## Your goal:
Copy each line below that includes "true".

Data records for software interfaces:

BEGIN

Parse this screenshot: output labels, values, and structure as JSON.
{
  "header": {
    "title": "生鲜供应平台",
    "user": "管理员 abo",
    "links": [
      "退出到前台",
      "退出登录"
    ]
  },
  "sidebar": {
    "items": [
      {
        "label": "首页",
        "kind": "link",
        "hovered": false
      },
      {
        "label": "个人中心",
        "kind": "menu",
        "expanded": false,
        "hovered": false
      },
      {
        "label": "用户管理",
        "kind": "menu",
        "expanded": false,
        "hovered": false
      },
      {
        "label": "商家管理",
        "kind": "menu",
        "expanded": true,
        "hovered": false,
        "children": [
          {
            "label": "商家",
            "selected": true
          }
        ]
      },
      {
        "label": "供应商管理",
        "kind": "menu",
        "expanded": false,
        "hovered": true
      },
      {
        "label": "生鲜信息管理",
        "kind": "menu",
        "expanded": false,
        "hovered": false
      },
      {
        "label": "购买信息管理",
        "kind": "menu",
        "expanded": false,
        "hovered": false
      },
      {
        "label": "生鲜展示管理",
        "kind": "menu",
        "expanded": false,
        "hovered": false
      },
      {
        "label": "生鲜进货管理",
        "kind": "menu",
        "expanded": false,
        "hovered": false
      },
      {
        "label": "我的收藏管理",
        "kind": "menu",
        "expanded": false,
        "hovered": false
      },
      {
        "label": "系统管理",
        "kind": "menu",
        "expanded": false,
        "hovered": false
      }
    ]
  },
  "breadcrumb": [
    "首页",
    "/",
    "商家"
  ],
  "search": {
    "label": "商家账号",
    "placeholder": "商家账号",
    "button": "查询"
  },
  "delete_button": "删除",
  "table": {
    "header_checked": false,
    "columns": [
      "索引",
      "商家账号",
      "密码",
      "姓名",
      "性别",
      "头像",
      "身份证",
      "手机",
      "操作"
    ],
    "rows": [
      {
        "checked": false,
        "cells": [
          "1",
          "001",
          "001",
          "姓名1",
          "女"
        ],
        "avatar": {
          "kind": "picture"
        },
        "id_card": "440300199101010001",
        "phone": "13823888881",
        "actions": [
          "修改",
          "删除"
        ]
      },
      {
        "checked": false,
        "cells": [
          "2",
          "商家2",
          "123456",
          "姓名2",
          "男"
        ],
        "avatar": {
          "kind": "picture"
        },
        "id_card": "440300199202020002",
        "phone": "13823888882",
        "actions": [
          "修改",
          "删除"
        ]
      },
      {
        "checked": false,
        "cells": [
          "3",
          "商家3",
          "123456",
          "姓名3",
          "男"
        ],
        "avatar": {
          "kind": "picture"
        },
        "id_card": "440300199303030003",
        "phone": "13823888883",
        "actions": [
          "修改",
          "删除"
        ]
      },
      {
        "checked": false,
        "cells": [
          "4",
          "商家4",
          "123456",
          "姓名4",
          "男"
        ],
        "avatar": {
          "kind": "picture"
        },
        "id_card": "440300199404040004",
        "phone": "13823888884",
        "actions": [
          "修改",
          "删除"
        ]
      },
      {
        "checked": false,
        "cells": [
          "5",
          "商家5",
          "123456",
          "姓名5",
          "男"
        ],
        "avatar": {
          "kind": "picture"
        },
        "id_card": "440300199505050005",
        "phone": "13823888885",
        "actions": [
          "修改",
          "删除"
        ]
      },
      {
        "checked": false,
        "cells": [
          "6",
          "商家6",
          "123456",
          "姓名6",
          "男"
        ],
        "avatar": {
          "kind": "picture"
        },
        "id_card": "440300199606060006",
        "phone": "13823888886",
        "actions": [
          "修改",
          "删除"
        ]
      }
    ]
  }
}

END

## Response box:
        "expanded": true,
            "selected": true
        "hovered": true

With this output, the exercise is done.